“This is an agreement that has been worked out in a bipartisan way that I think is acceptable to both most Democrats and most Republicans and to the White House,” Boehner said.
Jim Manley, spokesman for Senate Majority Leader Harry Reid, D-Nev., said the agreement contains several priorities for Democrats in the Senate but stopped short of issuing a direct endorsement, saying Reid needed to consult with his colleagues.
The agreement would require that the Senate would agree to drop most of the more than $10 billion it added last month for programs such as heating subsidies for the poor, wildfire fighting, road and bridge repair and help for the Gulf Coast.
The House is slated to pass the measure Thursday, but the Senate won’t turn to it until next week, Manley said.
The agreement drops restrictions on Bush’s ability to conduct the war and gives him almost all of the funding he sought well over a year ago for Iraq and Afghanistan.

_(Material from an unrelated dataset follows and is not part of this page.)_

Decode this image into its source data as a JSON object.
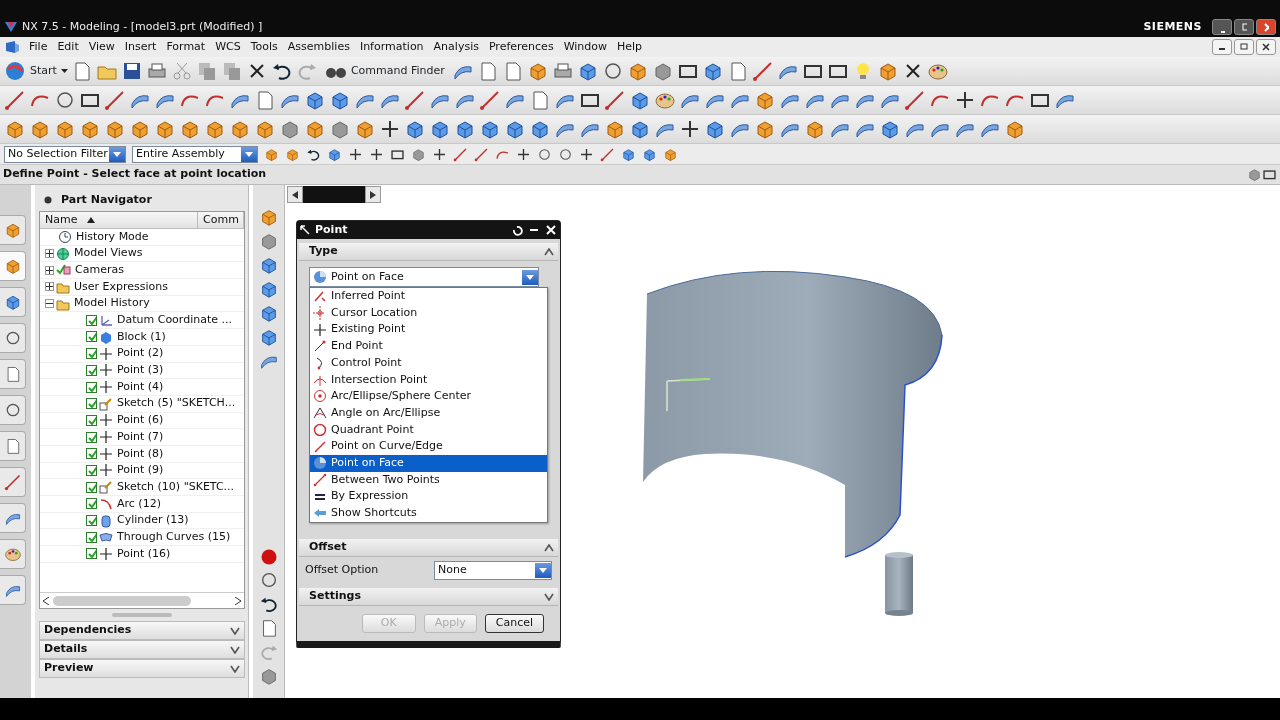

But he also backed away from veto threats he issued earlier over Democrats’ insistence on using the Iraq funding bill to carry a generous boost in the GI Bill and a 13-week extension of unemployment payments for people whose benefits have run out.
Democrats dropped a provision to extend unemployment benefits for an additional 13 weeks in states with particularly high unemployment rates.
The war funding bill had bedeviled Democratic leaders for months. Its passage has become more urgent with looming furloughs next month of civilian employees and contract workers.
Conservative “Blue Dog” Democrats are upset that the new GI Bill benefits, with costs tentatively estimated at $62 billion over the next decade, will be added to the deficit instead of being “paid for” as called for under House rules.
But the White House and Republicans insisted that House Democrats’ offset – a one-half percentage point surcharge on wealthier taxpayers – was unacceptable.
Boehner and Hoyer would not immediately release details, saying the verbal agreement had yet to be written in congressional legalese.
The agreement came just a day after the Bush administration urged Congress to provide $1.8 billion in immediate disaster aid for the Midwest and elsewhere. Congress is likely to add a little more, though details had not been ironed out.
A dozen senators in both parties are pressing to add money for levee repair and help for displaced homeowners, among other pressing needs.
Democrats and governors across the country emerged the victors in a battle with the White House to block new Bush administration rules designed to cut spending on Medicaid health care for the poor and disabled.